---------- Records

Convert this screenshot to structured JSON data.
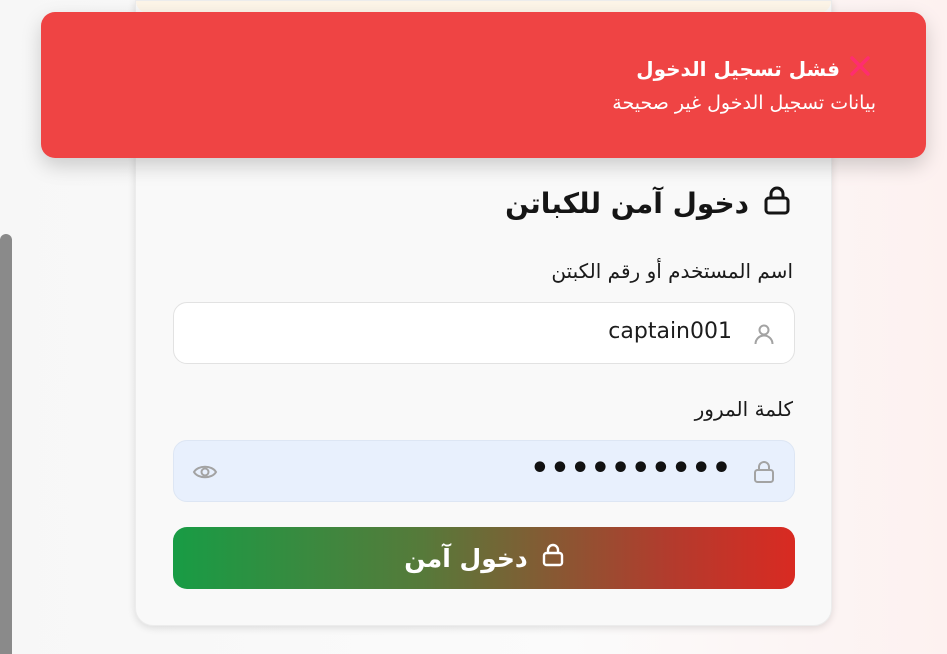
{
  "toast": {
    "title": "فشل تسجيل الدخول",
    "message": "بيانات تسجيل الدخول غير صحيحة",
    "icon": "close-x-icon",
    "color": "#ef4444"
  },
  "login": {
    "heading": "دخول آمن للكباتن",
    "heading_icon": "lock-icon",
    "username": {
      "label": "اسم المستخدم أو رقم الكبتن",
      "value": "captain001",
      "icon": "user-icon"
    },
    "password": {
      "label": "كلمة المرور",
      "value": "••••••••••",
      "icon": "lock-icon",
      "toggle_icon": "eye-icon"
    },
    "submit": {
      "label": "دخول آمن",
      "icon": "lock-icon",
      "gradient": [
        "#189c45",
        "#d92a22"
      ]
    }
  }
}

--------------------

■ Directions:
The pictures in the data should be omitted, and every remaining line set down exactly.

■ Completed exercise:
Convert this screenshot to structured JSON data.
{
  "toast": {
    "title": "فشل تسجيل الدخول",
    "message": "بيانات تسجيل الدخول غير صحيحة",
    "icon": "close-x-icon",
    "color": "#ef4444"
  },
  "login": {
    "heading": "دخول آمن للكباتن",
    "heading_icon": "lock-icon",
    "username": {
      "label": "اسم المستخدم أو رقم الكبتن",
      "value": "captain001",
      "icon": "user-icon"
    },
    "password": {
      "label": "كلمة المرور",
      "value": "••••••••••",
      "icon": "lock-icon",
      "toggle_icon": "eye-icon"
    },
    "submit": {
      "label": "دخول آمن",
      "icon": "lock-icon",
      "gradient": [
        "#189c45",
        "#d92a22"
      ]
    }
  }
}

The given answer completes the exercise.